### Task description:
Give the data below again exactly as written, but without the pictures.

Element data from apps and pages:
*** Begin section ***
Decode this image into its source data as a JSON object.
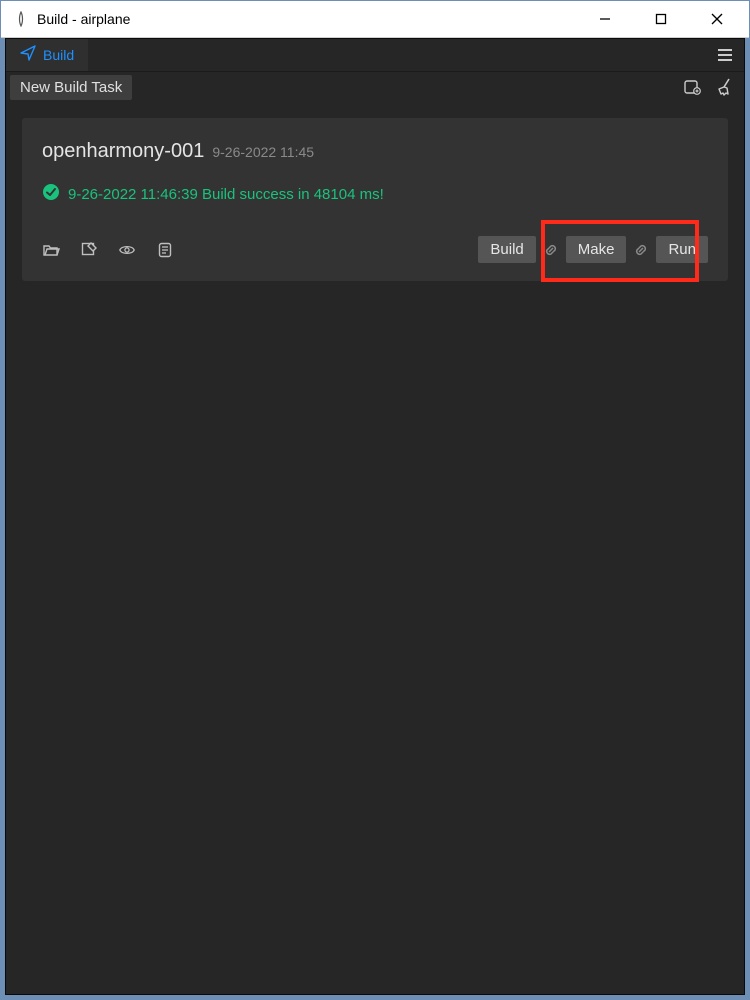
{
  "window": {
    "title": "Build - airplane"
  },
  "tab": {
    "label": "Build"
  },
  "toolbar": {
    "new_task_label": "New Build Task"
  },
  "card": {
    "title": "openharmony-001",
    "timestamp": "9-26-2022 11:45",
    "status_text": "9-26-2022 11:46:39 Build success in 48104 ms!"
  },
  "actions": {
    "build_label": "Build",
    "make_label": "Make",
    "run_label": "Run"
  },
  "colors": {
    "accent": "#1e90ff",
    "success": "#19c37d",
    "highlight": "#ff2a1a"
  }
}
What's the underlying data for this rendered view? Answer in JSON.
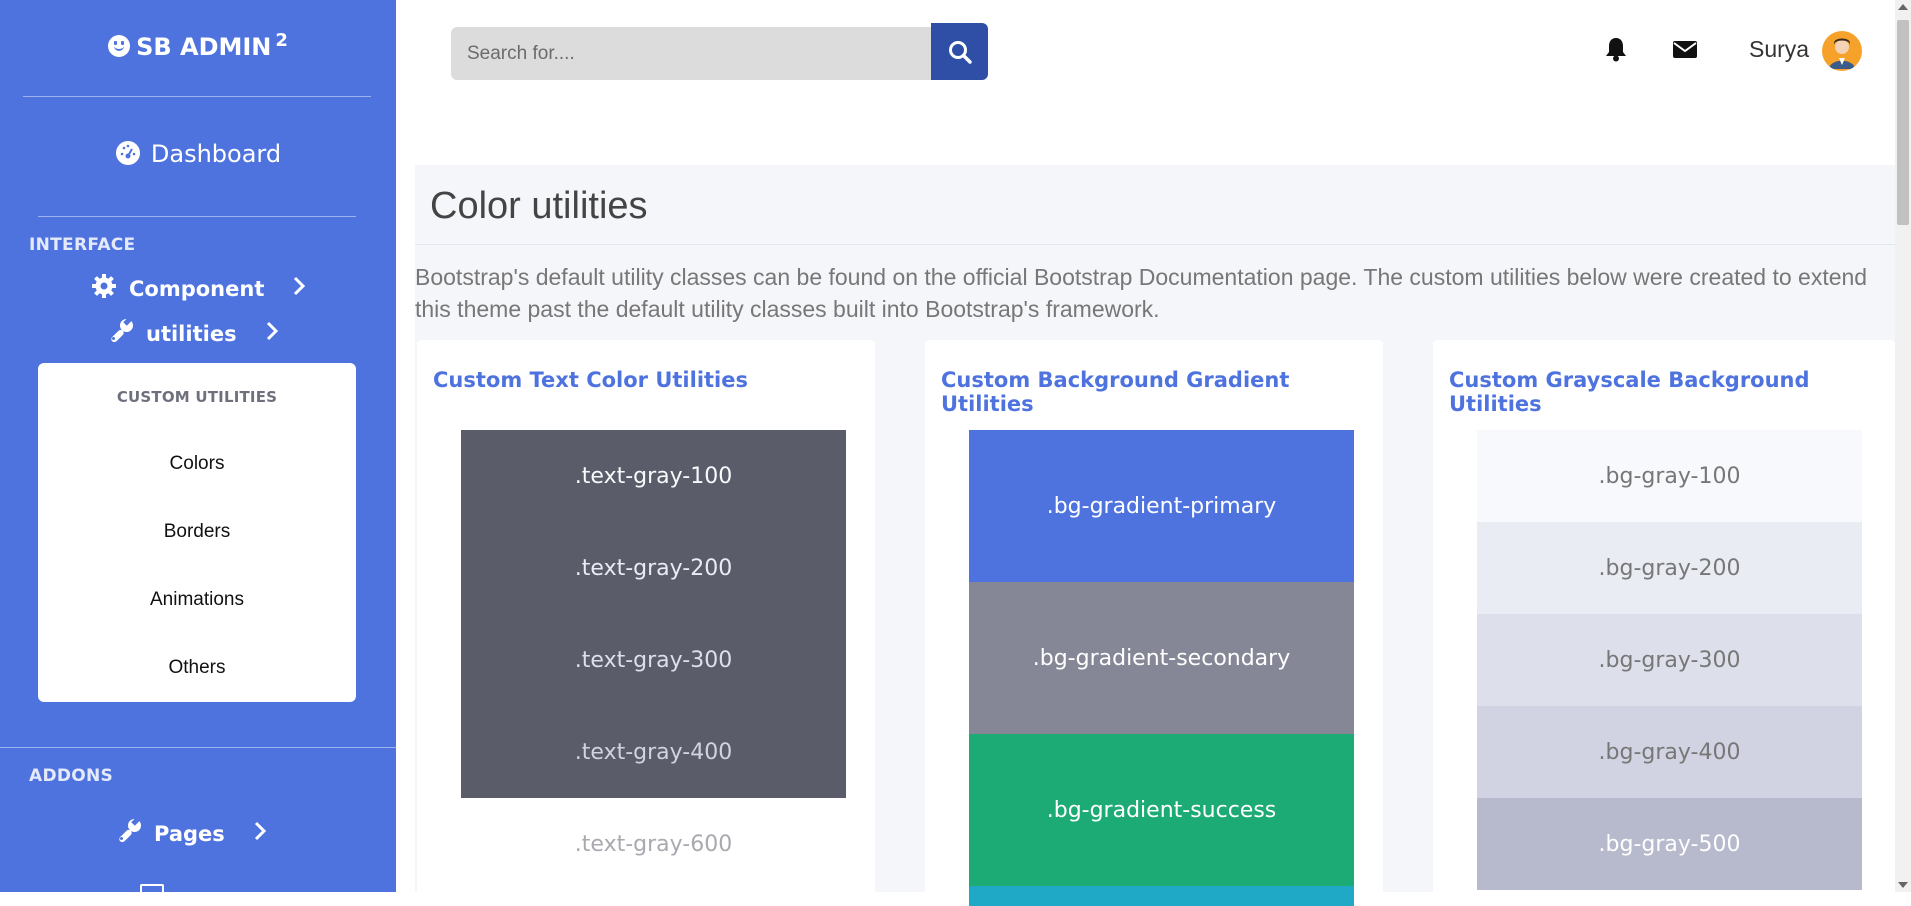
{
  "brand": {
    "name": "SB ADMIN",
    "sup": "2"
  },
  "sidebar": {
    "dashboard": "Dashboard",
    "heading_interface": "INTERFACE",
    "component": "Component",
    "utilities": "utilities",
    "collapse_header": "CUSTOM UTILITIES",
    "collapse_items": [
      "Colors",
      "Borders",
      "Animations",
      "Others"
    ],
    "heading_addons": "ADDONS",
    "pages": "Pages"
  },
  "topbar": {
    "search_placeholder": "Search for....",
    "user_name": "Surya"
  },
  "page": {
    "title": "Color utilities",
    "description": "Bootstrap's default utility classes can be found on the official Bootstrap Documentation page. The custom utilities below were created to extend this theme past the default utility classes built into Bootstrap's framework."
  },
  "cards": {
    "text_color": {
      "title": "Custom Text Color Utilities",
      "items": [
        ".text-gray-100",
        ".text-gray-200",
        ".text-gray-300",
        ".text-gray-400",
        ".text-gray-600"
      ]
    },
    "gradient": {
      "title": "Custom Background Gradient Utilities",
      "items": [
        ".bg-gradient-primary",
        ".bg-gradient-secondary",
        ".bg-gradient-success"
      ]
    },
    "grayscale": {
      "title": "Custom Grayscale Background Utilities",
      "items": [
        ".bg-gray-100",
        ".bg-gray-200",
        ".bg-gray-300",
        ".bg-gray-400",
        ".bg-gray-500"
      ]
    }
  },
  "colors": {
    "sidebar": "#4e73df",
    "primary_gradient": "#4e73df",
    "secondary_gradient": "#858796",
    "success_gradient": "#1cab74",
    "text_swatch_bg": "#5a5c69",
    "gray_100": "#f8f9fc",
    "gray_200": "#eaecf4",
    "gray_300": "#dddfeb",
    "gray_400": "#d1d3e2",
    "gray_500": "#b7b9cc"
  }
}
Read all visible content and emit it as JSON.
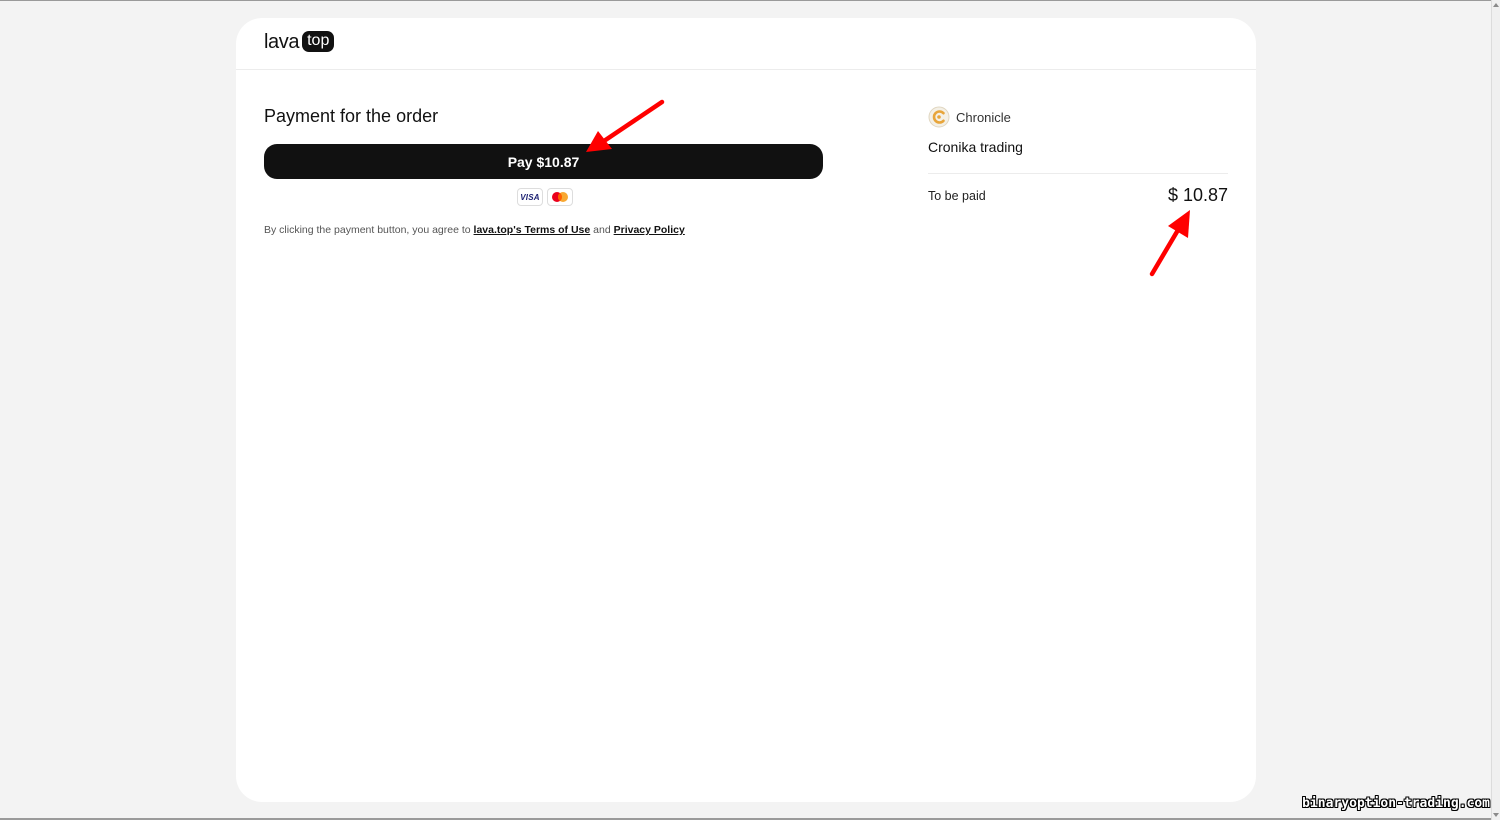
{
  "header": {
    "logo_text": "lava",
    "logo_badge": "top"
  },
  "payment": {
    "title": "Payment for the order",
    "pay_button_label": "Pay $10.87",
    "card_brands": [
      "VISA",
      "mastercard-icon"
    ],
    "terms_prefix": "By clicking the payment button, you agree to",
    "terms_link": "lava.top's Terms of Use",
    "terms_and": "and",
    "privacy_link": "Privacy Policy"
  },
  "summary": {
    "merchant_name": "Chronicle",
    "product_name": "Cronika trading",
    "to_be_paid_label": "To be paid",
    "to_be_paid_amount": "$ 10.87"
  },
  "annotations": {
    "arrow_color": "#ff0000"
  },
  "watermark": "binaryoption-trading.com"
}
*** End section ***
### The answer:
Decode this image into its source data as a JSON object.
{
  "window": {
    "title": "Build - airplane"
  },
  "tab": {
    "label": "Build"
  },
  "toolbar": {
    "new_task_label": "New Build Task"
  },
  "card": {
    "title": "openharmony-001",
    "timestamp": "9-26-2022 11:45",
    "status_text": "9-26-2022 11:46:39 Build success in 48104 ms!"
  },
  "actions": {
    "build_label": "Build",
    "make_label": "Make",
    "run_label": "Run"
  },
  "colors": {
    "accent": "#1e90ff",
    "success": "#19c37d",
    "highlight": "#ff2a1a"
  }
}
What's the underlying data for this rendered view? Answer in JSON.
{
  "brand": {
    "name": "SB ADMIN",
    "sup": "2"
  },
  "sidebar": {
    "dashboard": "Dashboard",
    "heading_interface": "INTERFACE",
    "component": "Component",
    "utilities": "utilities",
    "collapse_header": "CUSTOM UTILITIES",
    "collapse_items": [
      "Colors",
      "Borders",
      "Animations",
      "Others"
    ],
    "heading_addons": "ADDONS",
    "pages": "Pages"
  },
  "topbar": {
    "search_placeholder": "Search for....",
    "user_name": "Surya"
  },
  "page": {
    "title": "Color utilities",
    "description": "Bootstrap's default utility classes can be found on the official Bootstrap Documentation page. The custom utilities below were created to extend this theme past the default utility classes built into Bootstrap's framework."
  },
  "cards": {
    "text_color": {
      "title": "Custom Text Color Utilities",
      "items": [
        ".text-gray-100",
        ".text-gray-200",
        ".text-gray-300",
        ".text-gray-400",
        ".text-gray-600"
      ]
    },
    "gradient": {
      "title": "Custom Background Gradient Utilities",
      "items": [
        ".bg-gradient-primary",
        ".bg-gradient-secondary",
        ".bg-gradient-success"
      ]
    },
    "grayscale": {
      "title": "Custom Grayscale Background Utilities",
      "items": [
        ".bg-gray-100",
        ".bg-gray-200",
        ".bg-gray-300",
        ".bg-gray-400",
        ".bg-gray-500"
      ]
    }
  },
  "colors": {
    "sidebar": "#4e73df",
    "primary_gradient": "#4e73df",
    "secondary_gradient": "#858796",
    "success_gradient": "#1cab74",
    "text_swatch_bg": "#5a5c69",
    "gray_100": "#f8f9fc",
    "gray_200": "#eaecf4",
    "gray_300": "#dddfeb",
    "gray_400": "#d1d3e2",
    "gray_500": "#b7b9cc"
  }
}
Read all visible content and emit it as JSON.
{
  "header": {
    "logo_text": "lava",
    "logo_badge": "top"
  },
  "payment": {
    "title": "Payment for the order",
    "pay_button_label": "Pay $10.87",
    "card_brands": [
      "VISA",
      "mastercard-icon"
    ],
    "terms_prefix": "By clicking the payment button, you agree to",
    "terms_link": "lava.top's Terms of Use",
    "terms_and": "and",
    "privacy_link": "Privacy Policy"
  },
  "summary": {
    "merchant_name": "Chronicle",
    "product_name": "Cronika trading",
    "to_be_paid_label": "To be paid",
    "to_be_paid_amount": "$ 10.87"
  },
  "annotations": {
    "arrow_color": "#ff0000"
  },
  "watermark": "binaryoption-trading.com"
}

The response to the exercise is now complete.